7. Nale Ba Ghost

A popular folk tale, this Indian urban legend tells of a witch who wanders around town, attempting to enter villagers’ homes to murder the residents and abduct their children. To deceive unsuspecting victims into opening their doors, she sometimes adopts the voices of their loved ones. In fact, responding to her calls in any way could cause the victim to vomit blood until they fall dead. Villagers have found only one way to deter her: write “nale ba” (roughly “come back tomorrow” in English) on any entrances to their home, prompting her to leave and return the following day. 

8. Phi Am

In this Thai urban legend, a sleep paralysis demon sits on people and watches them sleep throughout the night, causing extreme discomfort and even death in extreme cases.
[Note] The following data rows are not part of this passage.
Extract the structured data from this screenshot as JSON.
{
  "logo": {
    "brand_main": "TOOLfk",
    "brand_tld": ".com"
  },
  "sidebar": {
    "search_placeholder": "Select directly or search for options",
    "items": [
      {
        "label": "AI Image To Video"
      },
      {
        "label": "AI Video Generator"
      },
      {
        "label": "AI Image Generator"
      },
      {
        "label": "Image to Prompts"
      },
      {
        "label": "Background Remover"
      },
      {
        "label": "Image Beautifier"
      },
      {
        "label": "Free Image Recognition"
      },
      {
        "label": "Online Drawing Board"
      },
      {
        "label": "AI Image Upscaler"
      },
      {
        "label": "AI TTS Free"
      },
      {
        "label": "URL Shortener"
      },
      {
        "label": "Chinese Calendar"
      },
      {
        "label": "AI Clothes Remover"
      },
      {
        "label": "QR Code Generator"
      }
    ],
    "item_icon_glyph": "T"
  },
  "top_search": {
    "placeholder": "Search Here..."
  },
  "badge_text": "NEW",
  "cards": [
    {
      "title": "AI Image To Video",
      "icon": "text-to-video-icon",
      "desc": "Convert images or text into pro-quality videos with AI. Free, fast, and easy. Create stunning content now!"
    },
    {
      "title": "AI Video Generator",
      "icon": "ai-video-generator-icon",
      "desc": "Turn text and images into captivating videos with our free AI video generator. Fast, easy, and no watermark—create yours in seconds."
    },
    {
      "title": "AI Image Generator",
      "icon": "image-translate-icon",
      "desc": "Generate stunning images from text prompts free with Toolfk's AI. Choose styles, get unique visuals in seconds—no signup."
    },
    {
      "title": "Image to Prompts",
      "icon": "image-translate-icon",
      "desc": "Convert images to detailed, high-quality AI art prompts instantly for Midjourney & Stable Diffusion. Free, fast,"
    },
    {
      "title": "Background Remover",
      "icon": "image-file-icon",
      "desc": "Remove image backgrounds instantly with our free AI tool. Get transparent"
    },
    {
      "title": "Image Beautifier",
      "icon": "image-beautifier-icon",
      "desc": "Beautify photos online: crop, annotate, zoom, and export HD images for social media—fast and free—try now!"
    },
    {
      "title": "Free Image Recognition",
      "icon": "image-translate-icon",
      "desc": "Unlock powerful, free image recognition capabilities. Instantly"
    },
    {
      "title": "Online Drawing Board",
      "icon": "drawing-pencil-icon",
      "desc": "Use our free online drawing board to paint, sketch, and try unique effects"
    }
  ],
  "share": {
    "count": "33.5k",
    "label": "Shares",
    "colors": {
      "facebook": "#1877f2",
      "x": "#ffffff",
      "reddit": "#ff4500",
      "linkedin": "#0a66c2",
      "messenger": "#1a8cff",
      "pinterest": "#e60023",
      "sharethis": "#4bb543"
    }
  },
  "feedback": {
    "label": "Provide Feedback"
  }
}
Supposedly, the phi am only targets men, so they have resorted to putting on lipstick to trick the creature into thinking they are women. 

9. Phi Kong Koi

This Lao entity is small, though horrifically hideous and dangerous. It darts around with a single leg and eye, one foot facing backward to throw hunters off its trail. Scouting out potential victims in the dead of night, it repeatedly cries out about its hunger as it chases them down. If they survive until dawn, the haunting echoes of the mantra “koi koi koi” will be forever ingrained in their minds. 

10. Promat Promong

Deviating from the other entities on this list, Cambodian tales of horror classify the promat promong as a human rather than a demonic creature. He stalks villages at night, abducting and murdering children to harvest their organs – most prominently the gallbladder. Parents often share the story to warn their children against sneaking out at night. 

11. Single Braid Road

Taking place near the Chinese University of Hong Kong, this tragic tale centers on a young couple in love. Due to the girl’s illegal immigrant status, they had to tread carefully for fear of deportation. Thus, when a police officer trailed down their row during a train ride to check passengers’ passports, she leapt from the moving vehicle. Her braided hair became ensnared in the machines, ripping her face clean off. 

Her lover moved on quickly, leaving her spirit to wander for eternity. In the present day, male students report sightings of a crying girl on the school grounds late at night. She disappears almost as soon as they approach her, revealing her blank face just long enough for them to see. 

12. Tiyanak

According to this Filipino urban legend, the tiyanak is a vampiric creature residing in the jungle that takes on the form of a crying infant. Nearby travelers are likely to approach it, unwilling to leave behind a suffering innocent. As soon as they pick it up, however, it morphs into its true demonic form, murdering the traveler and abducting their children. 

Traditional beliefs maintain that tiyanaks are spirits of children whose mothers passed away before giving birth, while postcolonial beliefs adhere to the idea that they are the souls of aborted or unbaptized children. Either way, the creature preys on victims in the mortal world as they are unable to pass on to the afterlife without a name. Several methods of combating it exist, including wearing one’s clothes inside out to amuse them or creating loud noises to drive them away. Naming it and sending it off to the afterlife with a white candle can also be an effective measure, ensuring that it will never again be able to inflict harm. 

13. “V” Picture

In this South Korean horror story, a man drove by the scene of a fatal car accident, instantly noticing the photograph of a girl holding up a peace sign fixed on the dashboard. Enchanted, he decided to keep it on his own dashboard, only to end up in a car accident that took his life just days later. Like clockwork, another man drove by the scene and noticed the photograph, this time of the girl holding up three fingers. 

Have a frighteningly fun time spooking your friends (and maybe yourself) with these tales! 

Michelle Wang is an Ohio State pre-law student majoring in Criminology and History. Beyond academics, her interests include creative writing, Wushu, Korean- and Mandopop and all things history (with a particular fondness for Tudor England). She hopes to share her love for writing in all its mediums!